The bottom-line on the issue, at least according to the state biologist and the region’s other bear experts? We’ve got to learn how to live with black bears. And to not feed them, to put up bird food and dog food as needed, to slow down and watch out for bears on the highway, and do those other easy, sensible things that will allow bears and humans to peacefully coexist.
The sheer numbers of bears now in the mountains are compounding the problem. Conservation efforts to help black bears in WNC thrive have proven successful, which is terrific, except that right now all of them are converging into the lower elevations in a desperate hunt for food.
“There’s a lot of mobility in and out of the park,” said Bob Miller of the Great Smoky Mountains National Park. “It’s the fall shuffle. But, normally this time of year, there would have been a good acorn crop (in the Smokies) they could have camped out on. They are headed to apple orchards, and so on.”
There have been the same issues, an increase in human and bear encounters, in east Tennessee, Miller said. Camper and bear encounters are down in the Smokies, because the bears have moved on — two backcountry campsites were closed because of bear activity, but park officials probably will reopen those soon, Miller said.
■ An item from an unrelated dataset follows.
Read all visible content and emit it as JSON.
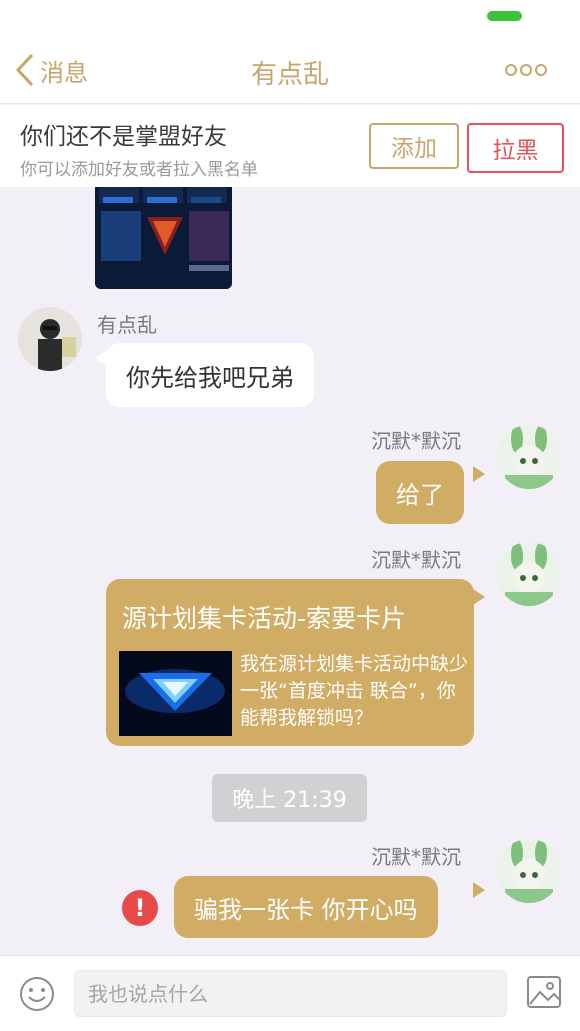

Plus, mother bears responded to a great acorn crop last year by having more cubs than normal this spring. Which is likely why so many local newspapers in recent days are running reader-donated photographs of a mother bears and their young — the mothers are trying to find food to save the cubs from starvation.